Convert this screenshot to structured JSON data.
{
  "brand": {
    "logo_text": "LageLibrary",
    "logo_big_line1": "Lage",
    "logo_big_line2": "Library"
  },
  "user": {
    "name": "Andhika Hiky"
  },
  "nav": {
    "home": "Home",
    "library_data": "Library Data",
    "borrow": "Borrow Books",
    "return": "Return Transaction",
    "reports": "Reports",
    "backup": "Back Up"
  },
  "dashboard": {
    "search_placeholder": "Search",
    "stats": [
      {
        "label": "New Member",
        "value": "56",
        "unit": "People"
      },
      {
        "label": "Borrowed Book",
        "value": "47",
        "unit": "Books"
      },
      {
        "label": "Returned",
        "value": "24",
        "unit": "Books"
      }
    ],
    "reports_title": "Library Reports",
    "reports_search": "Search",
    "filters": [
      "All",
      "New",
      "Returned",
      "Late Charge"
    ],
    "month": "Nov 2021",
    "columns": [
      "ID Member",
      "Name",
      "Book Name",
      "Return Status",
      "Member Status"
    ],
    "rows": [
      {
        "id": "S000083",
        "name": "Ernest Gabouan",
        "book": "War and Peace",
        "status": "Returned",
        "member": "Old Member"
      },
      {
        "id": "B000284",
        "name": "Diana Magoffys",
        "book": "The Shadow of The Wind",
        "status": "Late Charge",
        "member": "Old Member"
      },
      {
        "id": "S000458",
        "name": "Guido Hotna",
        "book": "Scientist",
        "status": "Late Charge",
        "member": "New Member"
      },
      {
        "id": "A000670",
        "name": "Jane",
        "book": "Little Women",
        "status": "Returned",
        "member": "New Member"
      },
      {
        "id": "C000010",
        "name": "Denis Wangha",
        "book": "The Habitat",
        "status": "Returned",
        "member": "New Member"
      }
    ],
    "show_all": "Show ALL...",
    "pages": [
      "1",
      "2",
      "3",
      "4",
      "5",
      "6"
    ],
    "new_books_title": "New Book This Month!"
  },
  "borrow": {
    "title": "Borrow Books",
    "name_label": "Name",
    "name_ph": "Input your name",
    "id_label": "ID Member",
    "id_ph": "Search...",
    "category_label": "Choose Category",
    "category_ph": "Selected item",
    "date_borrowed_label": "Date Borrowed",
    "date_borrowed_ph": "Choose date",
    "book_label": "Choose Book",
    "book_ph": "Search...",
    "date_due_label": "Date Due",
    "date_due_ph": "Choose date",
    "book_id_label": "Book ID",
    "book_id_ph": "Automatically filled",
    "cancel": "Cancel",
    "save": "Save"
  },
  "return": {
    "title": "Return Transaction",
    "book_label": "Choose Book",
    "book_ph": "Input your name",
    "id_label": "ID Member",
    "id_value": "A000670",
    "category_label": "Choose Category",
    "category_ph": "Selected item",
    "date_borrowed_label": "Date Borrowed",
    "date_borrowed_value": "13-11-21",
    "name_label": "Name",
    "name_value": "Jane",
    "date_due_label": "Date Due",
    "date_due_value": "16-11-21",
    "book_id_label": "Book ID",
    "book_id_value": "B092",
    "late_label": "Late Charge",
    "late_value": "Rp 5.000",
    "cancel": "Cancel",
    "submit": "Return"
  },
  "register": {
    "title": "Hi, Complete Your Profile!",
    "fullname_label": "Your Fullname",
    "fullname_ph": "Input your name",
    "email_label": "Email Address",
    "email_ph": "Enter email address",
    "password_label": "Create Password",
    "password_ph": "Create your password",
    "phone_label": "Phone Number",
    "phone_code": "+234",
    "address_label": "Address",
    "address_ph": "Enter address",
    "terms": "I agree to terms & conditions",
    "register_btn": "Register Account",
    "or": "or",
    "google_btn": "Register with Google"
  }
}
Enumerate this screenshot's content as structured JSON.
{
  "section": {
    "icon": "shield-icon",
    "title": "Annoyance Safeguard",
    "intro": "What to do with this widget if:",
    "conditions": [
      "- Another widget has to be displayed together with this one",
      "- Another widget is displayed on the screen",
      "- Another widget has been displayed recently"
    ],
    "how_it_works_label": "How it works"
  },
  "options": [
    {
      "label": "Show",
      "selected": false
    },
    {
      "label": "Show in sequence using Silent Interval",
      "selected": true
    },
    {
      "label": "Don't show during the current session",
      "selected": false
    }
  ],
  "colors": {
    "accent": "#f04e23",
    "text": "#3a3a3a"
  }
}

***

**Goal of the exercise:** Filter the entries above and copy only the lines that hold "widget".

**Your response:**
    "intro": "What to do with this widget if:",
      "- Another widget has to be displayed together with this one",
      "- Another widget is displayed on the screen",
      "- Another widget has been displayed recently"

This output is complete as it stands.